Ten-year-old Peter O'Banyon's life changes forever when his family dies in an accident. Orphaned, he goes to live with his garrulous Uncle Billie, the keeper of the Port Hope Island Lighthouse in Massachusetts. There, as the beacon leads sailors home, Peter learns an astonishing truth about Billie's past-- and the power of love. This message guides Peter's life, even when World War II's brutality rocks his faith, even when he returns to his young bride and an unimaginable tragedy. Now, in thefinal days of his own life, Peter needs to pass on the lighthouse keeper's secrets to his own daughter, but to do it may take nothing less than a miracle...

Author Notes

James Michael Pratt, businessman and author, was born in Southern California. He attended California State University at Northridge and Brigham Young University in Utah.

He has worked in real-estate development and investment advertising.

His self-published novel, The Last Valentine, sold 10,000 copies in six months before being bought out by St. Martin's Press. It then sold more than 100,000 copies in three months, reaching number 29 on the New York Times bestseller list. His other novels include: The Good Heart and Paradise Bay. (Bowker Author Biography)

Reviews 2

Booklist Review

In the twilight of his life, Peter O'Banyon looks out from the Massachusetts lighthouse that was his home and remembers the past. Orphaned at age 10, he came to the Port Hope Lighthouse to live with his uncle Billie. A solitary man, Billie had worked hard to amass a fortune and returned to Ireland with his wife and son, only to lose them. His son died in the influenza epidemic, and his wife drowned on the voyage back to the U.S. When Peter lost his family in a car accident, Uncle Billie took him in and taught him what it meant to be a lightkeeper and how to handle himself throughout life's crises. At 19, Peter married his childhood sweetheart before going off to fight in World War II. He survived the tragedies of war, but, like Billie before him, lost his wife. In this worthy successor to The Last Valentine (1998), Pratt once again presents a tale that goes straight to the heart and brings tears to the eyes. --Patty Engelmann

Library Journal Review
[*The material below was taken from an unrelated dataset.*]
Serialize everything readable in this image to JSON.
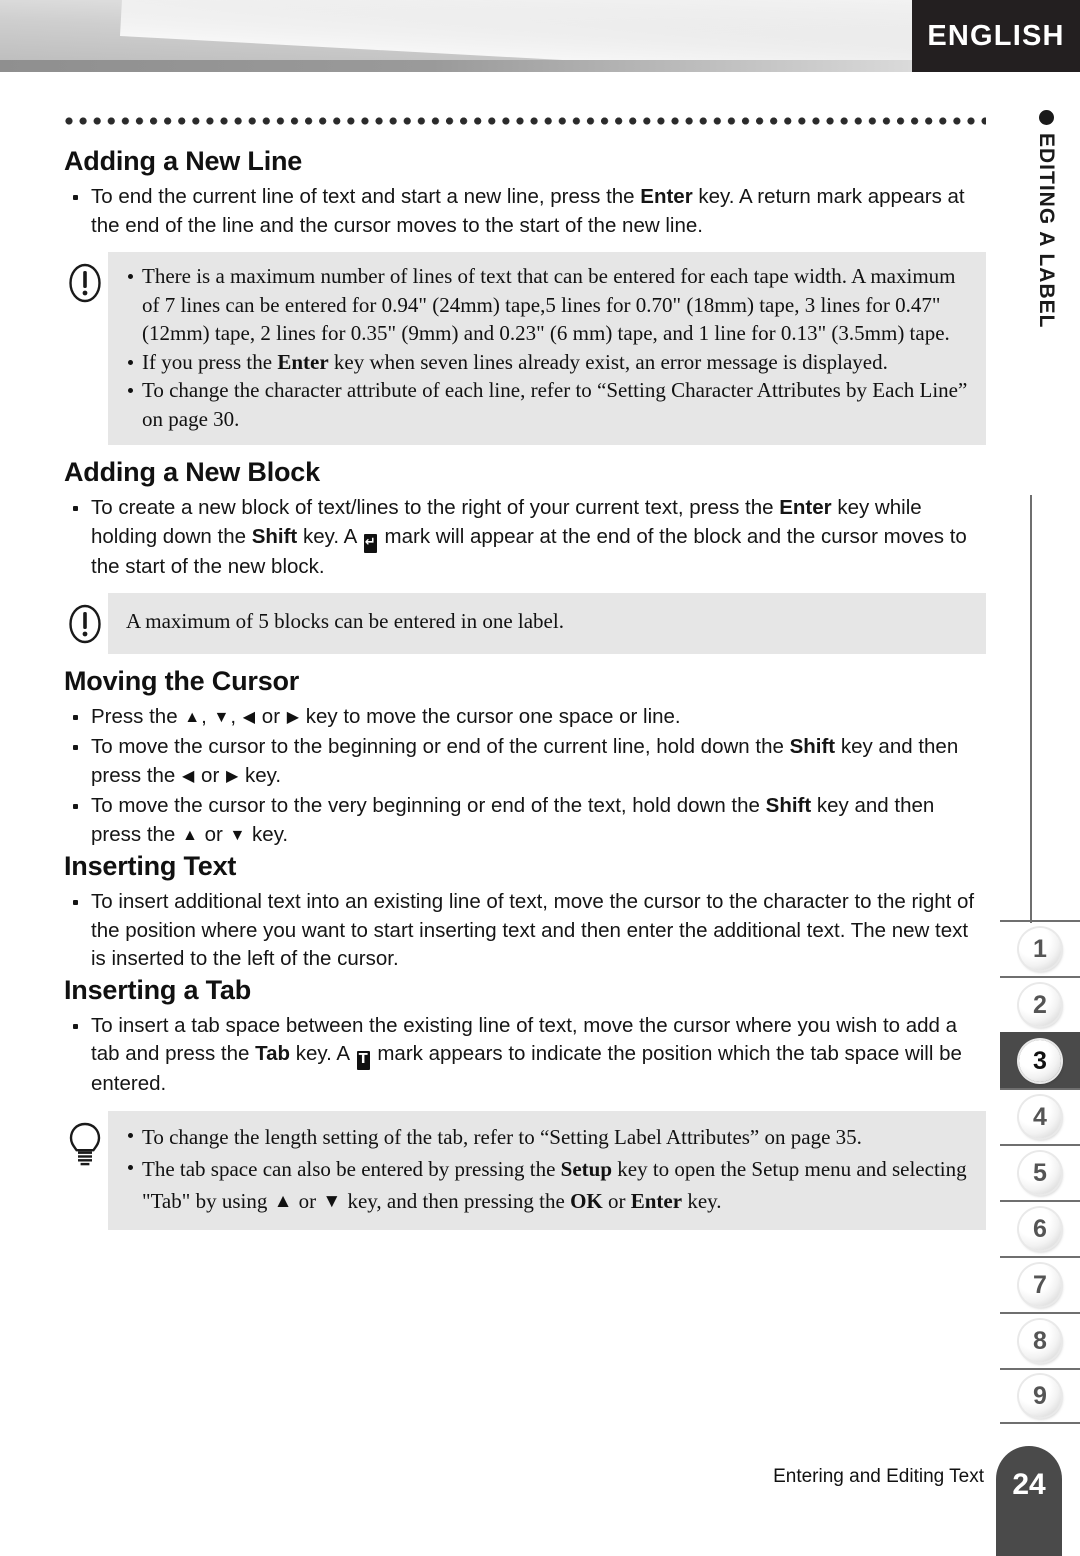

This is a novel with a message, but, fortunately, it's not too heavy-handed until it comes to the credits, where it gets a bit sentimental. Otherwise, this is a good tale that draws the listener in, no matter how jaded or cynical. This is not about lighthouses at all but rather a three-generation saga about an Irish American family who find some meaning in being the keepers of Port Hope Lighthouse. Peter O'Banyon, racked with cancer, is telling his life story to his artist daughter as they visit the lighthouse for the last time. After losing his parents in a terrible car crash, Peter was raised by his Uncle Billie, who came to be keeper of the lighthouse after the death of his own wife and young son. Billie keeps a log and finds that keeping the light burning is really a metaphor for keeping hope alive. James Daniels does a good job of making each character come to life and providing just the right amount of drama. Don't listen to learn accurate information about lighthouses; this isn't history but rather a pleasant, uplifting experience. Recommended for all public libraries. Nancy Paul, Brandon P.L., WI (c) Copyright 2010. Library Journals LLC, a wholly owned subsidiary of Media Source, Inc. No redistribution permitted.